Respond as sensitively as possible to inquiries, requests and fears of students, especially in the wake of the Coronavirus pandemic, and show that you are open to inquiries. This can be done early on, eg on the learning platform page of the course or by email, for example, by using phrases such as “Please tell me what I, as an instructor, should know before the course.” Make sure to communicate that you will treat the information received confidentially or in which cases you will engage others such as superiors and colleagues for additional support.

At the beginning of the course, proactively point out the options of compensating for disadvantages to the entire class as early as possible. To this end, communicate your assignment and examination formats and methods and the performance requirements at an early stage (for more information: " Compensation of disadvantages application for examinations and examination prerequisite ").

Make sure that students can make full use of the opportunities available to them without being forced to explain their situation publicly.

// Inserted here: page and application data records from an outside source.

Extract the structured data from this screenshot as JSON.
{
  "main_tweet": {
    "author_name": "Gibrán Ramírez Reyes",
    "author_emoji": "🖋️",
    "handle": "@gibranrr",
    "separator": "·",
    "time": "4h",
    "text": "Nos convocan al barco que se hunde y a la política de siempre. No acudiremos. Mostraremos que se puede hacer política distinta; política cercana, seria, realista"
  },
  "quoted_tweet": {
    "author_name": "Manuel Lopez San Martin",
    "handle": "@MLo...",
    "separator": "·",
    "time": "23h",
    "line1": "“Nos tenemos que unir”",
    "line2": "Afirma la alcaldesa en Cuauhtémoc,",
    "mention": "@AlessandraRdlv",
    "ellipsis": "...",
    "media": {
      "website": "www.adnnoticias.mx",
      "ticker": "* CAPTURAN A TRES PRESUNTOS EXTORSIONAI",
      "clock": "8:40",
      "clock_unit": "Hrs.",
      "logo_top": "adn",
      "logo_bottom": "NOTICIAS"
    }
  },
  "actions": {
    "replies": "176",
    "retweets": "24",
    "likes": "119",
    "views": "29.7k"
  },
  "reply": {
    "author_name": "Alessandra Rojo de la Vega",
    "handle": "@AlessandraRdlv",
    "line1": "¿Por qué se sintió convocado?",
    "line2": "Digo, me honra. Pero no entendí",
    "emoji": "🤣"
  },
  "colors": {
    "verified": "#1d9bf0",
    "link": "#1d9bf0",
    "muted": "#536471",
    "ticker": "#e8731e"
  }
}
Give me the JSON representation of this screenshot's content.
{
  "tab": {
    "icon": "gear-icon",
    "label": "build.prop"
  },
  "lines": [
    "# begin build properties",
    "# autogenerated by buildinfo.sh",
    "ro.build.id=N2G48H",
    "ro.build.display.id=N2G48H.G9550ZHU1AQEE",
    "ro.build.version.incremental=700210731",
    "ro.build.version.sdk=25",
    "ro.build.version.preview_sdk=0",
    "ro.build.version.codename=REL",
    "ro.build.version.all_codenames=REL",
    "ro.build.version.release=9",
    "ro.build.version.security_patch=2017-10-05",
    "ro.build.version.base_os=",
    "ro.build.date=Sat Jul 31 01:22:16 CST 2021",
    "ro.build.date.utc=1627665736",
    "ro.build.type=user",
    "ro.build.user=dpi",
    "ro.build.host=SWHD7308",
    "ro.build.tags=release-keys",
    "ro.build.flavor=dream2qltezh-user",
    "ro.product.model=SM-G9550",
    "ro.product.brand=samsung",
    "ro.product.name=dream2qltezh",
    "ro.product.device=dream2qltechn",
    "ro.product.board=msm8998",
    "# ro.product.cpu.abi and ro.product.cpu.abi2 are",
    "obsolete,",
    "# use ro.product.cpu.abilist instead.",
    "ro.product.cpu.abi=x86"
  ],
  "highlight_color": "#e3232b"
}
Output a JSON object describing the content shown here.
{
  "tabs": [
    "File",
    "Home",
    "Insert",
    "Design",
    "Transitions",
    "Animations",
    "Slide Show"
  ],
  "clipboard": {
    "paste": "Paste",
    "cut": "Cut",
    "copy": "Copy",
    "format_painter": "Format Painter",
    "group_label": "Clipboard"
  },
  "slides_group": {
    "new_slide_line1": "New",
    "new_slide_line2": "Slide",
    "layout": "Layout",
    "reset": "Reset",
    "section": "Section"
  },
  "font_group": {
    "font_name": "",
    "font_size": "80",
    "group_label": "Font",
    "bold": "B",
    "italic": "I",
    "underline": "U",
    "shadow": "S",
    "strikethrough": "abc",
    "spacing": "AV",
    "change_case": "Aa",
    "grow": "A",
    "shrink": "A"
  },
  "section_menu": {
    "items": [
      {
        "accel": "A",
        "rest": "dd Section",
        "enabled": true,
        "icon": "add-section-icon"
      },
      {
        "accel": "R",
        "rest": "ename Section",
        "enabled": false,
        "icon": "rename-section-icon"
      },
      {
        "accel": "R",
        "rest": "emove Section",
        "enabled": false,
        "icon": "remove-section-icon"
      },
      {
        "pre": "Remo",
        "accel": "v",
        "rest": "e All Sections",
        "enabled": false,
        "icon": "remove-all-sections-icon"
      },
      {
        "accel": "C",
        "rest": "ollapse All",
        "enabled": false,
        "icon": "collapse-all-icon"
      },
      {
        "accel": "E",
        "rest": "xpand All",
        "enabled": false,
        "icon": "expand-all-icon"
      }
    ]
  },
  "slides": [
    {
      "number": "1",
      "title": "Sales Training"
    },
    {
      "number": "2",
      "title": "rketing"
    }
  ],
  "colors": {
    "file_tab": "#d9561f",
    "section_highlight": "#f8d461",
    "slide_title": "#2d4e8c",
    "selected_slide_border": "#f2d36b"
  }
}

In order to enable all students to participate in your course, offer alternative forms of participation, fulfilling course requirements and consulting hours within the possibilities as defined by the regulations of your faculty. Bring these options to their attention proactively. Design teaching materials (documents, records, web offers ) (all in German) as barrier-free as possible (see below).

Look for individual solutions for those students with disabilities who do not have access to (student) assistants or interpreters. It is precisely these students that are under obligation from their funding agencies to show continuous progress in their studies.

Available brochures and handbooks from the University of Göttingen:

Remember that not all students have an optimally equipped workspace at home. Bear in mind that students may not have the necessary technical infrastructure (internet connection, monitor, workstation, computational power, operating system, printer) and digital skills for certain tools and formats. Make sure that the tools used are as accessible as possible and do not require any special skills. Ask the Office of the Dean of Studies about possible solutions for missing tools.

Exchange experiences, questions, problems and suggested solutions with your University and other teachers and exchange your ideas. Make your need for clarification and requests for support visible to your superiors. Only in this way can changes be initiated beyond the individual level.

And finally: Have the courage to be imperfect!

Further reading: